OUR VIEW: What now, Mississippi?
Change will not happen overnight for Mississippi, as much as we might wish differently.
By the time our readers see this, the Magnolia State will have elected its new leadership, as will the residents of Lafayette County. National media identified the gubernatorial race as one of the most “hotly contested” in the state’s history; in the nation, even.
Some Mississippians have acted like the world will end if their party’s candidate wasn’t elected. Others strutted around with a sense of cautious arrogance. Now, waking up on a Wednesday morning with election results everywhere you see, take a look around.

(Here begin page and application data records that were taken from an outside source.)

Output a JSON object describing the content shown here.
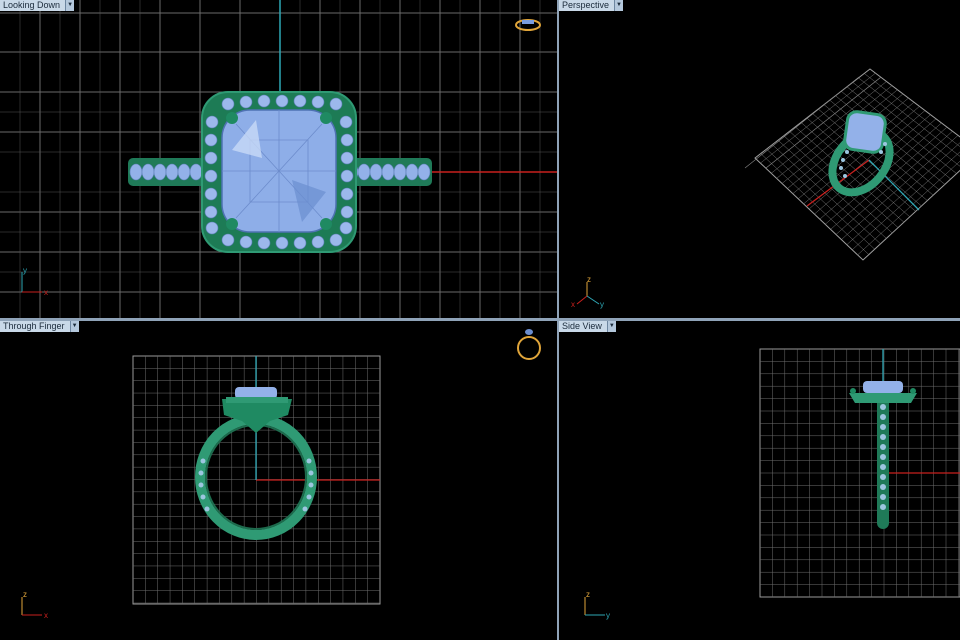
{
  "viewports": {
    "top_left": {
      "label": "Looking Down",
      "axis_a": "y",
      "axis_b": "x"
    },
    "top_right": {
      "label": "Perspective",
      "axis_a": "z",
      "axis_b": "x",
      "axis_c": "y"
    },
    "bottom_left": {
      "label": "Through Finger",
      "axis_a": "z",
      "axis_b": "x"
    },
    "bottom_right": {
      "label": "Side View",
      "axis_a": "z",
      "axis_b": "y"
    }
  },
  "icons": {
    "dropdown": "chevron-down-icon",
    "view_cube": "ring-orientation-icon"
  },
  "colors": {
    "grid": "#7d7d7d",
    "axis_x": "#c8201e",
    "axis_y": "#2ea7b5",
    "ring_metal": "#2f9a74",
    "gemstone": "#93b1e9",
    "label_bg": "#c9d9e8",
    "divider": "#8fa3b8",
    "gizmo_gold": "#e0a53a"
  }
}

The sky isn’t falling. The state’s problems aren’t solved. And there’s still heaps of work to be done.
At the end of the day, it’s up to the constituents to hold the men and women elected to represent them accountable for the promises they made.

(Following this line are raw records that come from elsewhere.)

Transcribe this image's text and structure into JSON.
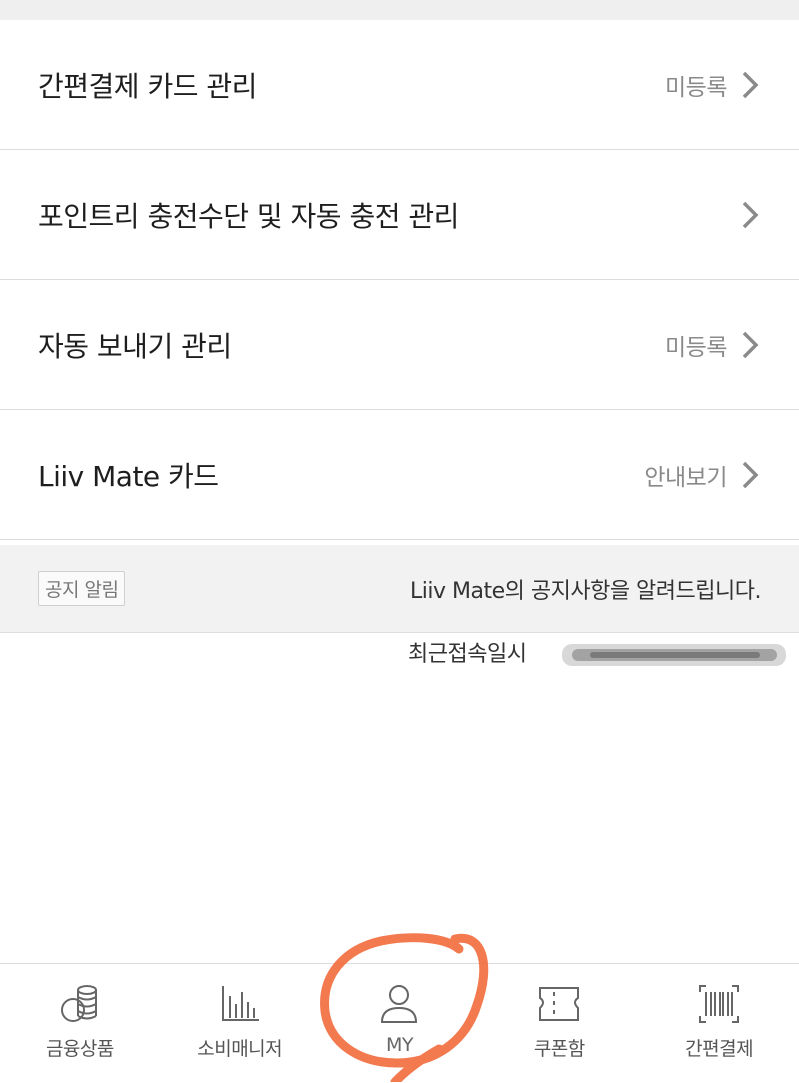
{
  "menu": {
    "items": [
      {
        "label": "간편결제 카드 관리",
        "status": "미등록"
      },
      {
        "label": "포인트리 충전수단 및 자동 충전 관리",
        "status": ""
      },
      {
        "label": "자동 보내기 관리",
        "status": "미등록"
      },
      {
        "label": "Liiv Mate 카드",
        "status": "안내보기"
      }
    ]
  },
  "notice": {
    "tag": "공지 알림",
    "message": "Liiv Mate의 공지사항을 알려드립니다."
  },
  "last_access": {
    "label": "최근접속일시"
  },
  "tabbar": {
    "tabs": [
      {
        "label": "금융상품",
        "icon": "coins-icon"
      },
      {
        "label": "소비매니저",
        "icon": "bar-chart-icon"
      },
      {
        "label": "MY",
        "icon": "person-icon"
      },
      {
        "label": "쿠폰함",
        "icon": "ticket-icon"
      },
      {
        "label": "간편결제",
        "icon": "barcode-icon"
      }
    ]
  },
  "colors": {
    "annotation": "#f26a3c",
    "divider": "#dcdcdc",
    "notice_bg": "#f2f2f2"
  }
}
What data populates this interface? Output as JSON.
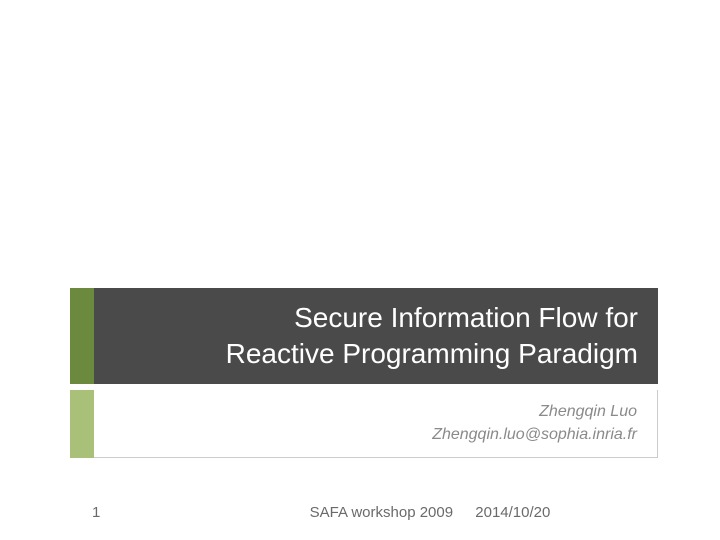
{
  "slide": {
    "title_line1": "Secure Information Flow for",
    "title_line2": "Reactive Programming Paradigm",
    "author_name": "Zhengqin Luo",
    "author_email": "Zhengqin.luo@sophia.inria.fr"
  },
  "footer": {
    "page_number": "1",
    "workshop": "SAFA workshop 2009",
    "date": "2014/10/20"
  },
  "colors": {
    "title_bg": "#4a4a4a",
    "accent_dark": "#6c8a3e",
    "accent_light": "#a8c078"
  }
}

Our education system is still years behind other states. Our teachers are flat broke come payday. Our state’s roads and bridges are held together with industrial-strength bubblegum and toothpicks. The autonomous power of the IHL is still highly questionable. Highway 7 still hasn’t been widened. Crime is increasing rapidly. Children are still going to bed hungry, inadequately clothed as winter approaches. The much-hated millennials, the future of the nation whether we like it or not, are fleeing the state to earn a livable wage.
Every single candidate for every single office made a promise to address at least one of those issues. Hold them to it. Write letters, attend town halls, call their offices, send emails.
Mississippi has been stagnant for far too long in so many ways. End that cycle by staying informed, remaining just as active as you were before the election and remembering that, regardless of party affiliation, we’re all part of Mississippi and its future is in our hands.
The recent oversight by the Mississippi Department of Education and lawmakers illustrates there’s still a long way to go before... read more